"The Tribunal has had no evidence that the significant infrastructure associated with China’s transplantation industry has been dismantled," the Tribunal concluded, "and absent a satisfactory explanation as to the source of readily available organs concludes that forced organ harvesting continues till today."
The Tribunal extended an invitation to the Chinese government to provide its own evidence on the issue, but cooperation has been nearly non-existent. While this might appear like China has something to hide, it should also be noted that the Tribunal, even with its distinguished membership from various legal and human rights organizations, do not hold back with legal niceties when addressing the issue.
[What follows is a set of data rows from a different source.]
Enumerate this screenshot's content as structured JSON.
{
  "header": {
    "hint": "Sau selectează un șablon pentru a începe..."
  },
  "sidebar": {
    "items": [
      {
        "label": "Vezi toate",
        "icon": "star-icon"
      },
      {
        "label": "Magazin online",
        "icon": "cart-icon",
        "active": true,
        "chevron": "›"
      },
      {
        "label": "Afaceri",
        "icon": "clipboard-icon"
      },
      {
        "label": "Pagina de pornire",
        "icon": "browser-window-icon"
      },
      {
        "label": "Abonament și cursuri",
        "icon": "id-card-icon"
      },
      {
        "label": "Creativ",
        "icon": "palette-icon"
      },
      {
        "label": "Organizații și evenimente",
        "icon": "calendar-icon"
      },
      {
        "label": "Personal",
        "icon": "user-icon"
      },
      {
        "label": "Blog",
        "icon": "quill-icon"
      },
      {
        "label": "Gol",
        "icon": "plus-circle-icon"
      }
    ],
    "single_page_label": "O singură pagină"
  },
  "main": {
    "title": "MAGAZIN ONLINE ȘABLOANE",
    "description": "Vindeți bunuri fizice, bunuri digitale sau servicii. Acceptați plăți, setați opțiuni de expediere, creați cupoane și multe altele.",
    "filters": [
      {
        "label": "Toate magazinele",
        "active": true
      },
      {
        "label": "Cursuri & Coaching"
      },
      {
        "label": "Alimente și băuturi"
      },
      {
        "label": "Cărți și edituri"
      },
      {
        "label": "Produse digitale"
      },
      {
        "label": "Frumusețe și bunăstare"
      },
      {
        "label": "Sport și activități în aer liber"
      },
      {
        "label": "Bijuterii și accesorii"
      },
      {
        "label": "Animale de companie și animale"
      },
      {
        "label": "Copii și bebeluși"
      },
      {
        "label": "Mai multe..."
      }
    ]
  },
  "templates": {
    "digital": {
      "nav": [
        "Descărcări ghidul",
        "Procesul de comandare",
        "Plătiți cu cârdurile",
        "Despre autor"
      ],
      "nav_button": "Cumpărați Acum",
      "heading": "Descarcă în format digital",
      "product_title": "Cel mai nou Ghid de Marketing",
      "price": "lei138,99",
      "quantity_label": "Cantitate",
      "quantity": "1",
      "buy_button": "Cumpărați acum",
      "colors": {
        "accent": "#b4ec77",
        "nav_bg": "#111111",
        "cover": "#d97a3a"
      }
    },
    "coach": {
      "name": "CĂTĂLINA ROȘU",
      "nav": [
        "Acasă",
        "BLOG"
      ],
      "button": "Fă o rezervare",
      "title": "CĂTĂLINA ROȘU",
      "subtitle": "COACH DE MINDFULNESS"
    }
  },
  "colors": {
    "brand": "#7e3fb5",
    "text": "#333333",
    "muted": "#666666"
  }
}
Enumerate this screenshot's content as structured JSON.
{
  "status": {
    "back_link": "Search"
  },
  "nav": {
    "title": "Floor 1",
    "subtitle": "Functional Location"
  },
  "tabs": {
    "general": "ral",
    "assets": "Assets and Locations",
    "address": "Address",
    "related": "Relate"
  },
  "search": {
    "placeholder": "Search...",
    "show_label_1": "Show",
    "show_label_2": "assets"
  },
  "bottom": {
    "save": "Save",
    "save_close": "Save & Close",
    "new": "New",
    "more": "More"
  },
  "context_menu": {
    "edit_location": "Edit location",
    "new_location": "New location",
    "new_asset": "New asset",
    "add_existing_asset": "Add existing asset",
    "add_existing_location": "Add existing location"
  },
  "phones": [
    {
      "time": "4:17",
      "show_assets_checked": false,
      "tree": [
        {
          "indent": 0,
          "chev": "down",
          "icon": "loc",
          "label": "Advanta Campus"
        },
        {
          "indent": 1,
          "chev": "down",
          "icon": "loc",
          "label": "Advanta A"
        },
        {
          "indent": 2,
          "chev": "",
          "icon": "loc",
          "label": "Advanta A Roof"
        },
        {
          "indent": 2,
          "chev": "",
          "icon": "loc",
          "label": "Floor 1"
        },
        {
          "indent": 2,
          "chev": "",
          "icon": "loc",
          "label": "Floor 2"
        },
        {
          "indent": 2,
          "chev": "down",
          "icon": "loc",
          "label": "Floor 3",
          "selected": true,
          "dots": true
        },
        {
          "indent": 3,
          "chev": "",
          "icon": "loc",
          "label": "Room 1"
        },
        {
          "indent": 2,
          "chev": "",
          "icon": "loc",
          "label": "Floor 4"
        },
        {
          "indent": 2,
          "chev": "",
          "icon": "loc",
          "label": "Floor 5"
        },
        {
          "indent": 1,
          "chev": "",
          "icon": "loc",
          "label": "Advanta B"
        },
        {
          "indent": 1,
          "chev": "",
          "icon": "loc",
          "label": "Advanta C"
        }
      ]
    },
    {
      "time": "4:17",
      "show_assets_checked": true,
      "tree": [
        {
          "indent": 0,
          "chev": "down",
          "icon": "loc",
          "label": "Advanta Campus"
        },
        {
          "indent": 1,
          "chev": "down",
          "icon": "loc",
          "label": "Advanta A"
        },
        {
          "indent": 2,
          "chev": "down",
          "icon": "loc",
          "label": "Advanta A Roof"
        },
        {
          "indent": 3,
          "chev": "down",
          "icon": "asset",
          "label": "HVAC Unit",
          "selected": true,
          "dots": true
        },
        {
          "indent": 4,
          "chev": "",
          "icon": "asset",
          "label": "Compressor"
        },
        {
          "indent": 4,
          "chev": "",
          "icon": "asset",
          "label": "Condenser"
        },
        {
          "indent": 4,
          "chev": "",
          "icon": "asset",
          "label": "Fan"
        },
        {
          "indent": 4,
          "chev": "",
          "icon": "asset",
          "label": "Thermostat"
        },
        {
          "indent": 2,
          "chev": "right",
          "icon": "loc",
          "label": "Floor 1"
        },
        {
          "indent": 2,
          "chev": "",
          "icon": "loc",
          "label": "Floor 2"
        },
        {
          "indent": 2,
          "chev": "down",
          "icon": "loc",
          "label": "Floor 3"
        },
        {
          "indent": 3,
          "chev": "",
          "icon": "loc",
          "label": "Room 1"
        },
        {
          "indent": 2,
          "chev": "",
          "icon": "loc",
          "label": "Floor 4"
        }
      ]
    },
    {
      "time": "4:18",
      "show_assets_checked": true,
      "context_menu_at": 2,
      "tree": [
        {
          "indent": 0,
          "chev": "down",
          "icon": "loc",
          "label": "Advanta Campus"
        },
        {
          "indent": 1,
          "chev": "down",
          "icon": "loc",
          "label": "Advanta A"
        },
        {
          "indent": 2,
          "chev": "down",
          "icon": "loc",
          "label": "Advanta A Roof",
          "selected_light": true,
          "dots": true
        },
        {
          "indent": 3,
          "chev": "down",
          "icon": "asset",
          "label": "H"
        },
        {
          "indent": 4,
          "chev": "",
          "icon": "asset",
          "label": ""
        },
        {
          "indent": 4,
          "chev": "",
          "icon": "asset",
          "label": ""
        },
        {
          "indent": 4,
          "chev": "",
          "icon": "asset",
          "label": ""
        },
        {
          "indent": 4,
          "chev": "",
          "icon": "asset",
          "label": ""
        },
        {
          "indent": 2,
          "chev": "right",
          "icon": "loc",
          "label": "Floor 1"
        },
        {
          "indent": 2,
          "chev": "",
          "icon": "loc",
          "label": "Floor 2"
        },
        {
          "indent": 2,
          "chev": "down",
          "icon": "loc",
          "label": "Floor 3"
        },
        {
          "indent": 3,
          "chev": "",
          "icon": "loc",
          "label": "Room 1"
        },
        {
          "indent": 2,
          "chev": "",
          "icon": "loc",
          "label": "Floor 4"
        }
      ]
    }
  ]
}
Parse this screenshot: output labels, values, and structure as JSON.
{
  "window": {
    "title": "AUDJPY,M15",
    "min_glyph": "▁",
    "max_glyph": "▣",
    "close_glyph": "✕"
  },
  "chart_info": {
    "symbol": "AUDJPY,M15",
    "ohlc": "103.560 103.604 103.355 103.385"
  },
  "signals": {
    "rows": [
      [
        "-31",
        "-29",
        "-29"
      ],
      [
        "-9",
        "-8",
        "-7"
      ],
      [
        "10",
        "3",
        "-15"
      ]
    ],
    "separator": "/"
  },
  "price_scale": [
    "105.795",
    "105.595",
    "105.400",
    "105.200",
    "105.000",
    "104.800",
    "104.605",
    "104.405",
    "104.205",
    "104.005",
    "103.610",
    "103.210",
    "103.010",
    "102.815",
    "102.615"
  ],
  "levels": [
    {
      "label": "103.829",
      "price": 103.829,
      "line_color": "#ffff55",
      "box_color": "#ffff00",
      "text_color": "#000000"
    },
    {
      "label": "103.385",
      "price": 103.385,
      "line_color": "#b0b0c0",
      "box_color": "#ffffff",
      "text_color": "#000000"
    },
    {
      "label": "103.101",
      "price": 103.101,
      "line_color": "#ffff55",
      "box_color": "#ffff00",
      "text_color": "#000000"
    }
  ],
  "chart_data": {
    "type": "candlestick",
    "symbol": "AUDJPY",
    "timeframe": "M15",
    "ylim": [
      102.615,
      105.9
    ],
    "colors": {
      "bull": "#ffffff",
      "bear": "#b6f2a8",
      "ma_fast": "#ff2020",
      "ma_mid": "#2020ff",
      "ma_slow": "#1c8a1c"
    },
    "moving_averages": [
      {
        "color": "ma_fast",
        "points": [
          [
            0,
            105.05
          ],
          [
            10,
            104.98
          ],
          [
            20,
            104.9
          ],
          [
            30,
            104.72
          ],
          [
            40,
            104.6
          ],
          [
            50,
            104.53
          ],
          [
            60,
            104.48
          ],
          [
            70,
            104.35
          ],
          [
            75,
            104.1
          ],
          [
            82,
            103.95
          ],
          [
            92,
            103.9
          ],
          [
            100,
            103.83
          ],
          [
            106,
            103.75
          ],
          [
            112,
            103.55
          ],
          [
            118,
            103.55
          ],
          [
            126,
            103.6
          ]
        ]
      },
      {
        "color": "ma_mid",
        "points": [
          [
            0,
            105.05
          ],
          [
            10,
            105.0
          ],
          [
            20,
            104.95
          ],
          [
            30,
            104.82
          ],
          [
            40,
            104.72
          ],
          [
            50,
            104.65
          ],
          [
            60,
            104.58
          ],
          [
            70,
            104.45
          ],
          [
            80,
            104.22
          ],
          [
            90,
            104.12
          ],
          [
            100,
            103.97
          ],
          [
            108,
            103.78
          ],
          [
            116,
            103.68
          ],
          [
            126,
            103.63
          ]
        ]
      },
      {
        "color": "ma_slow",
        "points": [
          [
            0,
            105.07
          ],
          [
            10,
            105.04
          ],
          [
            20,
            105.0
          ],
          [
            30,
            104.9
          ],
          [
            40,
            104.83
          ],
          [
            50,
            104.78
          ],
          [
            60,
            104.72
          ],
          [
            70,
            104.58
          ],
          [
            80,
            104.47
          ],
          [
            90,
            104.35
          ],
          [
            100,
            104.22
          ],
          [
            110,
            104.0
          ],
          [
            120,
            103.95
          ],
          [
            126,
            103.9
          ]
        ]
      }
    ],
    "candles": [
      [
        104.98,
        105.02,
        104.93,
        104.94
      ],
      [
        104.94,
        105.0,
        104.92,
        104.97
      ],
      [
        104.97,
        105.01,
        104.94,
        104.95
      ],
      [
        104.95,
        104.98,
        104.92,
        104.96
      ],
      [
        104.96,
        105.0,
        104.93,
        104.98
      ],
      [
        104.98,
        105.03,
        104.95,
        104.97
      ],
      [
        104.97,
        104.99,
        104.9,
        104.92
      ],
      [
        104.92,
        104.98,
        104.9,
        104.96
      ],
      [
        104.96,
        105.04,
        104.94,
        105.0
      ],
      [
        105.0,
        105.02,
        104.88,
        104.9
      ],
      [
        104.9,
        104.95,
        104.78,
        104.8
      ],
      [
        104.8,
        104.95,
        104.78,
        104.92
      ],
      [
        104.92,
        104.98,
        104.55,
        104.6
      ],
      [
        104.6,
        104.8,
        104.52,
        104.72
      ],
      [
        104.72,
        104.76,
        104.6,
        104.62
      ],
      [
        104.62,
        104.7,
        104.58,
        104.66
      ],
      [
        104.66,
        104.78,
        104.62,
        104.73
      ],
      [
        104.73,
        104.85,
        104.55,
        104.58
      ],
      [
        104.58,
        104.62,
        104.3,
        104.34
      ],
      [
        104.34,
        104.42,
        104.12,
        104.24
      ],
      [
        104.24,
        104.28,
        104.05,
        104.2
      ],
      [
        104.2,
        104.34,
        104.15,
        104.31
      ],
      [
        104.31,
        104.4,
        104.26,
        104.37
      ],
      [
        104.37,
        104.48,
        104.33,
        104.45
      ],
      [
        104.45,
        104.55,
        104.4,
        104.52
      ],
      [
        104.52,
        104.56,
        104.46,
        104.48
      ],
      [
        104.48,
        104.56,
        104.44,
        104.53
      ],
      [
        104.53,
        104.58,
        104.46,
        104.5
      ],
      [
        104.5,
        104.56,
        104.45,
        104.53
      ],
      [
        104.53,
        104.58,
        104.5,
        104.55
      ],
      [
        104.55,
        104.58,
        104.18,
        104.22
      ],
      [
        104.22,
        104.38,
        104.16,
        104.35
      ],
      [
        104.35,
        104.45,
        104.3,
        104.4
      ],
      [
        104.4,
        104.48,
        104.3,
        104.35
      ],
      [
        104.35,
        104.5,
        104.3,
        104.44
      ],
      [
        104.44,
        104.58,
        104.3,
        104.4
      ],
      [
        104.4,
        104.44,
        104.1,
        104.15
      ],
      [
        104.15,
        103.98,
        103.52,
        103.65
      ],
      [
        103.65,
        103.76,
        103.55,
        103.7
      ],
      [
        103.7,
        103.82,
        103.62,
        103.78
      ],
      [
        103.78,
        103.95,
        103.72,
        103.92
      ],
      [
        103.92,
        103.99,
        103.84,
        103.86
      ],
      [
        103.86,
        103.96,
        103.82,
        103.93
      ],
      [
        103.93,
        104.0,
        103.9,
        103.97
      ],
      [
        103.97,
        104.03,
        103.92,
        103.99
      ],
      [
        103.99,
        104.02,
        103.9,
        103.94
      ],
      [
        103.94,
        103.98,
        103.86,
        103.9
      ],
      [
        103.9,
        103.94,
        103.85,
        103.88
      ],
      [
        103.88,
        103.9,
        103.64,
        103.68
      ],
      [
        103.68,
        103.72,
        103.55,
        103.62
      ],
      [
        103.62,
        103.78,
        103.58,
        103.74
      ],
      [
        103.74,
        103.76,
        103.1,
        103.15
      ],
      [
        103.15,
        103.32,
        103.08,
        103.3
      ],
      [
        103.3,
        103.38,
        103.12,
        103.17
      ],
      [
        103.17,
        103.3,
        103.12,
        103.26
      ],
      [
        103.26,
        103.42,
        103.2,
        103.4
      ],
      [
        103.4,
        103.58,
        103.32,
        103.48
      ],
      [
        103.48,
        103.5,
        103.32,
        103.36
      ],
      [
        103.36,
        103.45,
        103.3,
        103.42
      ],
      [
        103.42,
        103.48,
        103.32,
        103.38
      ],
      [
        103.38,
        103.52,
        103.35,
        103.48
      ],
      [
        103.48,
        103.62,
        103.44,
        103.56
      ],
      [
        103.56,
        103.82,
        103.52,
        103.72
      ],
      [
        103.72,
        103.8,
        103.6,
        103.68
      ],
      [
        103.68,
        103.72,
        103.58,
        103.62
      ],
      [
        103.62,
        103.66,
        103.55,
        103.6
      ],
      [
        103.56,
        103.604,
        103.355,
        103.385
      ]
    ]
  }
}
"Governments and any who interact in any substantial way with the [People's Republic of China]..." they said, "should now recognise that they are, to the extent revealed above, interacting with a criminal state."
The Case of China's Falun Dong, and Possibly of the Uighers as Well, Approaches Genocide
If the evidence presented is even somewhat accurate, this would still mean that thousands of prisoners and other political detainees are likely being executed and having their organs harvested to make up this difference between the voluntary supply and the demand for organs, which includes a sizable number of wealthy, overseas patients who would otherwise have to wait for months or even years for a donor organ.
The Guardian notes that there are growing calls for governments to ban travel to China for the purpose of transplant surgery to cut off the demand that is incentivizing the practice, but as others point out, forced organ harvesting in China goes beyond the black market income it generates.
According to the China Tribunal report, the only legal element necessary for the crime of genocide that they could not definitively establish was the "very specific intent" to commit genocide against the Falun Gong sect or the Uigher minority, but being able to definitively determine that intent and drawing a reasonable conclusion based on available evidence of that intent or two different things. Unable to legally determine the former, the China Tribunal had no doubts about the latter:
"The Tribunal notes that forced organ harvesting is of unmatched wickedness even compared – on a death for death basis – with the killings by mass crimes committed in the last century. There is justifiable belief in the minds of some or many – rising to probability or high probability – that Genocide has been committed.
"In line with this, and by considering the evidence and the law, there can be no doubt that there is a duty on those who have the power to institute investigations for, and proceedings at, international courts or at the UN to test whether Genocide has been committed. They should act immediately to determine accountability for any acts contrary to the provisions of the Genocide Convention."
"Commission of Crimes Against Humanity against the Falun Gong and Uyghurs has been proved beyond reasonable doubt...[emphasis original]."
China hasn't responded to the Tribunal's report, but earlier this year, the Chinese Embassy in the UK told The Guardian that "The Chinese government always follows the World Health Organization’s guiding principles on human organ transplant, and has strengthened its management on organ transplant in recent years. On 21 March 2007, the Chinese state council enacted the regulation on human organ transplant, providing that human organ donation must be done voluntarily and gratis. We hope that the British people will not be misled by rumours."